> [Records excerpted from a collection]
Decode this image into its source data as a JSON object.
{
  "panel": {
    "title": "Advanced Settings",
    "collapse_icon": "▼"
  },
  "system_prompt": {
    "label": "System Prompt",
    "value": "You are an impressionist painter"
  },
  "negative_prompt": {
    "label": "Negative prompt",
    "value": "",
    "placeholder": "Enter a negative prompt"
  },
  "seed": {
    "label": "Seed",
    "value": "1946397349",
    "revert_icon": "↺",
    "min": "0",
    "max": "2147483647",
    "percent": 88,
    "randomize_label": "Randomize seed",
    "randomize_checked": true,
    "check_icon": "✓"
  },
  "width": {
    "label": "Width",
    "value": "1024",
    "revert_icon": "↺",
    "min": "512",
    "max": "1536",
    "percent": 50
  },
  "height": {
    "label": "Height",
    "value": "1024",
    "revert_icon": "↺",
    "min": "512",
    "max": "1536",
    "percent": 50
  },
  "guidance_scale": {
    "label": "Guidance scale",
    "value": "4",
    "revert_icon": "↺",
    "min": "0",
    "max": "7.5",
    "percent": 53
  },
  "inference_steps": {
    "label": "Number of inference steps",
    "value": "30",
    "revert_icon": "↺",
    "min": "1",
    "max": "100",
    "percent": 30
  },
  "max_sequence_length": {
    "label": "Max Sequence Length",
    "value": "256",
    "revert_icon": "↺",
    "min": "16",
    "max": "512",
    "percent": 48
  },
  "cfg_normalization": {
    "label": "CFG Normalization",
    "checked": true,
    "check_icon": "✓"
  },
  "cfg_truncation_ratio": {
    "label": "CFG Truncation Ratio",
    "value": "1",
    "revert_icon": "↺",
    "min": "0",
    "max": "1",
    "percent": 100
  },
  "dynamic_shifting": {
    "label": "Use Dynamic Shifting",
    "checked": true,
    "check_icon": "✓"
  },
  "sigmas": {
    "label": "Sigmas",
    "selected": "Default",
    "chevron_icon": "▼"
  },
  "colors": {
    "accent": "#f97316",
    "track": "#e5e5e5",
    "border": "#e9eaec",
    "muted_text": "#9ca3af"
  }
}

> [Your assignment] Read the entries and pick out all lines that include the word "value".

> [Response to the task]
    "value": "You are an impressionist painter"
    "value": "",
    "value": "1946397349",
    "value": "1024",
    "value": "1024",
    "value": "4",
    "value": "30",
    "value": "256",
    "value": "1",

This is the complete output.